So far, the response from testers has been enthusiastic. Rendever told the Globe VR could also be used to help homebound seniors fully experience far-off family gatherings. The startup’s goal is to offer headsets and a subscription VR service to assisted living centers.
Sensory and mobility training for better quality of life
Other researchers are exploring the uses of virtual reality to provide therapy and assistance for seniors with conditions like diabetic neuropathy, hearing loss, vision impairment, and balance problems. Biomechanical engineers at the University of Arizona are combining virtual reality training courses with wearable biosensors to help at-risk seniors improve their balance, maintain muscle tone, and resume activities they enjoy.
When the UA program launched in 2012 it focused on people with diabetic neuropathy, which can make walking difficult and increases the risk of falls. Now UA says, “people with osteoarthritis and osteoporosis, cancer, HIV, Parkinson’s disease, COPD, vertigo and stroke also stand to benefit from the technology.”
Future VR help for seniors
Because VR creates a set of sensory experiences, some geriatricians and brain researchers expect it to offer more therapy options for seniors in the future. Writing in the Wall Street Journal, Dr. Marc Agronin, a Miami-based geriatric psychiatrist, imagines some encouraging scenarios for seniors. For example, Agronin thinks VR can be adapted to help older drivers navigate roads safely at night by providing extra visibility and warnings. He also envisions VR help for people with cognitive problems – a way to remind users of the names of people they know and objects in their homes.
In Boston, neurologist Brad Dickerson told the Globe he’s interested in testing virtual reality as a safe way to test patients’ real-world functioning levels without the risk of putting them behind the wheel of a car, for example.
Virtual reality right now
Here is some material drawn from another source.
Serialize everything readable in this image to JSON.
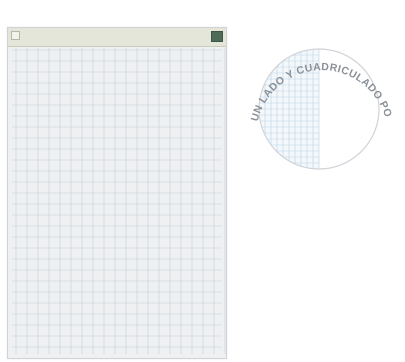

The Samsung Gear VR headset sells for about $100. Gear pairs with selected Samsung phones and game controllers so users can play games like Minecraft, time-travel to destinations like King Tut’s tomb, and unwind with guided meditation programs. The device is popular. European customers have bought more than 300,000 Gear units since the start of 2016. If virtual reality delivers on its promise of better senior health, VR headsets may become must-have items for older adults everywhere.